By contrast, in none of the cases the majority cites was the issue of prejudice raised and considered, although in each instance of reversal after trial, prejudice to the defendant's rights can readily be inferred. For example, Olberding v. Illinois Central R. Co., 1953, 346 U.S. 338, 74 S.Ct. 83, 98 L.Ed. 39, and Lied Motor Car Co. v. Maxey, 8 Cir. 1953, 208 F.2d 672, were tort cases tried to a jury. Obvious reasons to conclude that, in a tort case, trial to a jury in the wrong forum may be less desirable than trial to a panel drawn from the venire in another place will occur to anyone experienced in litigation. In Michigan National Bank v. Robertson, 1963, 372 U.S. 591, 83 S.Ct. 914, 9 L.Ed.2d 961, the court held that, under 12 U.S.C. § 94, the restrictive venue statute applicable in suits against national banks, a bank properly suable only in Michigan could not be sued in Nebraska. Besides the obvious prejudice involved by virtue of geographical distance, the court's holding would find additional support in the policy considerations, not applicable here, underlying the national bank venue statute which restricts the availability of state court suits against federally chartered banks. In Bechtel v. Liberty National Bank, 9 Cir. 1976, 534 F.2d 1335, a jury-tried fraud case, prejudice was evident because the court found that damages were excessive with regard to all defendants, not only as to the national bank with respect to which venue was improperly laid.

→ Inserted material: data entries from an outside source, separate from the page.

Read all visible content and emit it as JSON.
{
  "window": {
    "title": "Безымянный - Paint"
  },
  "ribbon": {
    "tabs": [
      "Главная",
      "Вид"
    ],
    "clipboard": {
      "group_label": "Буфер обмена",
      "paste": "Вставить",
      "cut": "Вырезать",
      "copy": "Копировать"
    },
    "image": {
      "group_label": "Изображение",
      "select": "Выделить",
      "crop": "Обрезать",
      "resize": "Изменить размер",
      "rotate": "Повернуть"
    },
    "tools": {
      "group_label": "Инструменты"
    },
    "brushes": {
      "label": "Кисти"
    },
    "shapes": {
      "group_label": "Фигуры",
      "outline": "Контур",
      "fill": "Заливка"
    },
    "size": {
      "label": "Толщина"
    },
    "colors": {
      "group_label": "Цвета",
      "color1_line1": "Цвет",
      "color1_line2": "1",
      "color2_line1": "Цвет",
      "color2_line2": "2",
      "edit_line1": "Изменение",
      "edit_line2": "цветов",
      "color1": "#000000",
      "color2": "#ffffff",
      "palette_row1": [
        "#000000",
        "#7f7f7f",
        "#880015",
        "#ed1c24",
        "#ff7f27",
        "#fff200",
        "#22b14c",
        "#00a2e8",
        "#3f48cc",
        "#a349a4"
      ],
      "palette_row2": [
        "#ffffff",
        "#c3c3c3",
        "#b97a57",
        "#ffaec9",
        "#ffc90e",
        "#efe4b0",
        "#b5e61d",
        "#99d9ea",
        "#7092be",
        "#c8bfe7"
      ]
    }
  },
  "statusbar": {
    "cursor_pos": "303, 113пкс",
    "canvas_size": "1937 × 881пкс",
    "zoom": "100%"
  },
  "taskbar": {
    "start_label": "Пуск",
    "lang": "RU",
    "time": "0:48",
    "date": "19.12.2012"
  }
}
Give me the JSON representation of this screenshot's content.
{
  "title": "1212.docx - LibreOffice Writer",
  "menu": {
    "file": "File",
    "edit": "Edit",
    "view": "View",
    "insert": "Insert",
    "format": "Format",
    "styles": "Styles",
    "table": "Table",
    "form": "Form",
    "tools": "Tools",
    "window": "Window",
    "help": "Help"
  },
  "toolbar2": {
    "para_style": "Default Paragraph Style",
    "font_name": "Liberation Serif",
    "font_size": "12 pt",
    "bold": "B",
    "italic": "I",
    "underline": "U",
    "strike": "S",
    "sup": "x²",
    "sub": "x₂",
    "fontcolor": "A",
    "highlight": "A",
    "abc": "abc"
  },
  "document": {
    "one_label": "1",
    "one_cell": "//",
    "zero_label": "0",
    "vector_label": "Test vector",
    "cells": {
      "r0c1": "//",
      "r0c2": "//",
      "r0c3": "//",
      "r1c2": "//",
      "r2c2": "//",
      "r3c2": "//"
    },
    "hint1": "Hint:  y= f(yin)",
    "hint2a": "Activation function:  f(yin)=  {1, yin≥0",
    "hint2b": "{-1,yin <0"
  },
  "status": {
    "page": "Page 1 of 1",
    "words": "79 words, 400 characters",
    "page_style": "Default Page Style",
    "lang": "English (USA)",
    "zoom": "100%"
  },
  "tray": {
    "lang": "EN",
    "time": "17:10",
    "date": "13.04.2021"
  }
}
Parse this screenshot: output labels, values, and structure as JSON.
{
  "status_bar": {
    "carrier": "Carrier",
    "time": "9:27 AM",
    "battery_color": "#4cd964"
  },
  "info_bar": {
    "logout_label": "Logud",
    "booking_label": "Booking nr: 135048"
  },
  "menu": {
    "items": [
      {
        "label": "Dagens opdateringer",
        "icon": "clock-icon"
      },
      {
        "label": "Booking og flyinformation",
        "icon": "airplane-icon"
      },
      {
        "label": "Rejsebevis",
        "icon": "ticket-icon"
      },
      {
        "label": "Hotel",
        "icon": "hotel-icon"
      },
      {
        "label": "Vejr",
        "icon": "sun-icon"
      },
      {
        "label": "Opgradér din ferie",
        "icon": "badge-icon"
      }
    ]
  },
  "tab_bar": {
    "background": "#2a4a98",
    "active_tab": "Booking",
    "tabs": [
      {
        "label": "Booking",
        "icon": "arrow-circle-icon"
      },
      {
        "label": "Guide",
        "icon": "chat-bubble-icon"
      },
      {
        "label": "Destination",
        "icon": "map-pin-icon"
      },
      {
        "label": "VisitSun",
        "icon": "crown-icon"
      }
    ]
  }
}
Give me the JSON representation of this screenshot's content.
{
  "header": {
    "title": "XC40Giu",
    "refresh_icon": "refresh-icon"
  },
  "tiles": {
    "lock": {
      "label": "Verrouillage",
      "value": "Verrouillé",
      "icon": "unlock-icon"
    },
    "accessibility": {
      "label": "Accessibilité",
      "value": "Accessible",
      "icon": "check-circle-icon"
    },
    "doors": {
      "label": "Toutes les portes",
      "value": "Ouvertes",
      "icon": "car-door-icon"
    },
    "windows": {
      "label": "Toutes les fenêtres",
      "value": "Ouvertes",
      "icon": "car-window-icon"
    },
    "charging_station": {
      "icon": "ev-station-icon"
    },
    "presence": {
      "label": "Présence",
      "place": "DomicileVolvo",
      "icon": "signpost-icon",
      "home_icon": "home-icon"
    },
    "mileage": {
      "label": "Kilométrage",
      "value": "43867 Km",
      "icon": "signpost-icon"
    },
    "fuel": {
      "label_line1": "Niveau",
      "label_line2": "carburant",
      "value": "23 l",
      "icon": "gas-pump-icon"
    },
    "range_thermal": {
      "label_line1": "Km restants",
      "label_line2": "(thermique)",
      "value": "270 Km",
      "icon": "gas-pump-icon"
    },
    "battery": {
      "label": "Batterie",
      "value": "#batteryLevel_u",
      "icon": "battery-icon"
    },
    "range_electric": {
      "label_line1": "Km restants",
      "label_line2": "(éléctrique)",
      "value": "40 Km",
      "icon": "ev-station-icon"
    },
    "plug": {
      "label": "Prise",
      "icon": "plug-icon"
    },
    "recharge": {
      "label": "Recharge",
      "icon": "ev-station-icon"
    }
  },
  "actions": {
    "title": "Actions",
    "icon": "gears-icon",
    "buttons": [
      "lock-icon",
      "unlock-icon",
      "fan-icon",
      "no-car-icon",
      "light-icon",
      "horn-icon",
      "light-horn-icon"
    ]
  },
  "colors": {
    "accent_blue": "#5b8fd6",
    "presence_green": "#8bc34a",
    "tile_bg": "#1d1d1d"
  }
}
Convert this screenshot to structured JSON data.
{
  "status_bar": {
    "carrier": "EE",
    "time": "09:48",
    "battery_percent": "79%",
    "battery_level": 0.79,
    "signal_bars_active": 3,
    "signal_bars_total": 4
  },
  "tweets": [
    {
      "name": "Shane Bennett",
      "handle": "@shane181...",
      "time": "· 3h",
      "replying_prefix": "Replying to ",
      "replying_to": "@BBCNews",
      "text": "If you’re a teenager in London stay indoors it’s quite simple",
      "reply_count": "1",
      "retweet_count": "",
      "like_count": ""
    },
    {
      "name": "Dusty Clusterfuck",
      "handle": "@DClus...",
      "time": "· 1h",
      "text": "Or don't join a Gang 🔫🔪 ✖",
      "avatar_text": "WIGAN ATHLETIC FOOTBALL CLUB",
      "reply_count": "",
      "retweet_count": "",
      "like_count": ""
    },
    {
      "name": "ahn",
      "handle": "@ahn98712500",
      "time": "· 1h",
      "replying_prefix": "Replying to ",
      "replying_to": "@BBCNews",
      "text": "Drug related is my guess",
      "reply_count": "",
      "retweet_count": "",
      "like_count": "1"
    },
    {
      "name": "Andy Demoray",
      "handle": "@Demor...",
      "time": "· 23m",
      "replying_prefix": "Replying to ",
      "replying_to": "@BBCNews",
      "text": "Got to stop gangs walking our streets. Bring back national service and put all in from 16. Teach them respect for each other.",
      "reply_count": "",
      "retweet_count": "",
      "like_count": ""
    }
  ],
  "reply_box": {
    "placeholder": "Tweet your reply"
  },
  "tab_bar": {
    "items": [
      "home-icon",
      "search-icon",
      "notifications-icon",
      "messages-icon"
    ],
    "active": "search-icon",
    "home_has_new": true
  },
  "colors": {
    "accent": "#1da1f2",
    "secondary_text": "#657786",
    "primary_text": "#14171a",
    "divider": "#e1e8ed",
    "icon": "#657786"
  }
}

The majority cites approvingly language from Coulter Electronics, Inc. v. A. B. Lars Ljungberg Co., 7 Cir. 1967, 376 F.2d 743, in which the court affirmed the dismissal of a patent infringement suit against an alien defendant for non-compliance with the restrictive venue statute governing patent cases, 28 U.S.C. § 1400(b). Strictly speaking, the case is inapposite because no trial on the merits had occurred. However, Coulter Electronics provides an illustration of the prejudice that would have resulted had the case been tried in the improper forum: the defendant, an alien without a residence or place of business in this country, would have been immune to suit in the United States had the plaintiff complied with the applicable venue statute.
A trial involving the defendant alleging improper venue had not been held in Schnell v. Peter Eckrich Sons, 1961, 365 U.S. 260, 81 S.Ct. 557, 5 L.Ed.2d 546; no trial at all had been held in Mercantile Natl. Bank v. Langdeau, 1963, 371 U.S. 555, 83 S.Ct. 520, 9 L.Ed.2d 523.
My brethren adopt the premise, "The venue provision of the Miller Act is a restrictive one, enacted for the benefit of defendants, not plaintiffs," supra, majority opinion at p. 248. In this case, the bonding company defendant had an office and issued the payment and performance bonds in the Eastern District, contracts of its principal were administered in the Eastern District, and the general contractor and subcontractor were domiciled and had their principal offices in the Eastern District. The place of trial was as convenient for the defendant as for the plaintiff. Congress, not convenience, creates venue, but, where jurisdiction exists and a court's error in trying a case has prejudiced no one, mechanical adherence to the words of the Miller Act venue provision serves no one's interest.
To divine an intention on the part of Congress to exact a second trial for no purpose save slavish compliance to literalism does not appear to serve Congress' purpose: had the issue been foreseen and presented, I do not think the Congress would have wished to require both litigants and taxpayers to undergo further expense in order to use another federal forum for a rematch. Lawsuits like entities should not be needlessly multiplied; I would share this case with Ockham's razor.
Therefore, I respectfully DISSENT.
* * * * * *
(d) Plain error. — Nothing in this rule precludes taking notice of plain errors affecting substantial rights although they were not brought to the attention of the court.